It came without a breaking news alert or presidential tweet, but the technological competition with China entered a new phase last month. Several developments quietly heralded this shift: Cross-border investments between the United States and China plunged to their lowest levels since 2014, with the tech sector suffering the most precipitous drop. U.S. chip giants Intel and AMD abruptly ended or declined to extend important partnerships with Chinese entities. The Department of Commerce halved the number of licenses that let U.S. companies assign Chinese nationals to sensitive technology and engineering projects.
Even as Washington debates the relative merits of decoupling technologically and economically with China, policymakers need to consider that the point may be moot: Decoupling is already in motion. Like the shift of tectonic plates, the move towards a new tech alignment with China increases the potential for sudden, destabilizing convulsions in the global economy and supply chains. To defend America’s technology leadership, policymakers must upgrade their toolkit to ensure that U.S. technology leadership can withstand the aftershocks.
Read the full article in Defense One.
More from CNAS
CommentaryTrump’s Boasts of an Economic ‘Boom’ Are Misplaced and Misguided
President Donald Trump this week laid out his most direct case yet for staying the course in the run-up to the 2020 U.S. presidential election. In a speech to the Economic Clu...
By Neil Bhatiya
VideoWeaponized Interdependence – Economic Networks, Sanctions, and State Coercion
Contrary to traditional arguments that globalization and economic interdependence will lead to increasing international cooperation, this episode discusses how states can weap...
By Elizabeth Rosenberg
VideoSaudi Arabia Moving Forward With Plans To Sell Shares Of Aramco
Saudi Arabia says it's going ahead with plans to sell shares of the state oil company, Aramco.
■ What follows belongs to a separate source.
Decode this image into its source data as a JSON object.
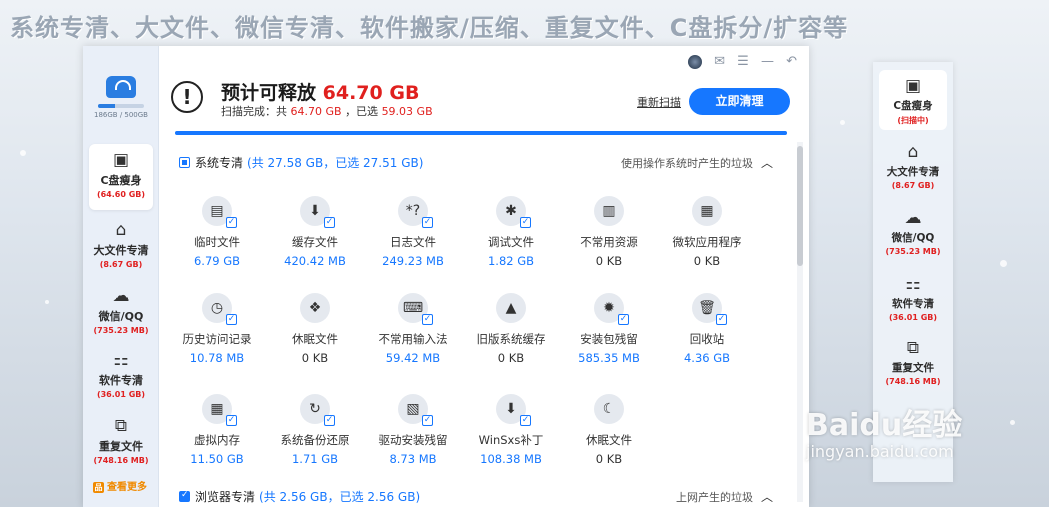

It's a long-delayed effort to raise money for the monarchy's reform program but ...
By Rachel Ziemba
CommentaryWhy corporate America needs to have a code of conduct for China
The dispute between China and the National Basketball Association after Houston Rockets general manager Daryl Morey tweeted support for the Hong Kong protestors is the highest...
By Peter Harrell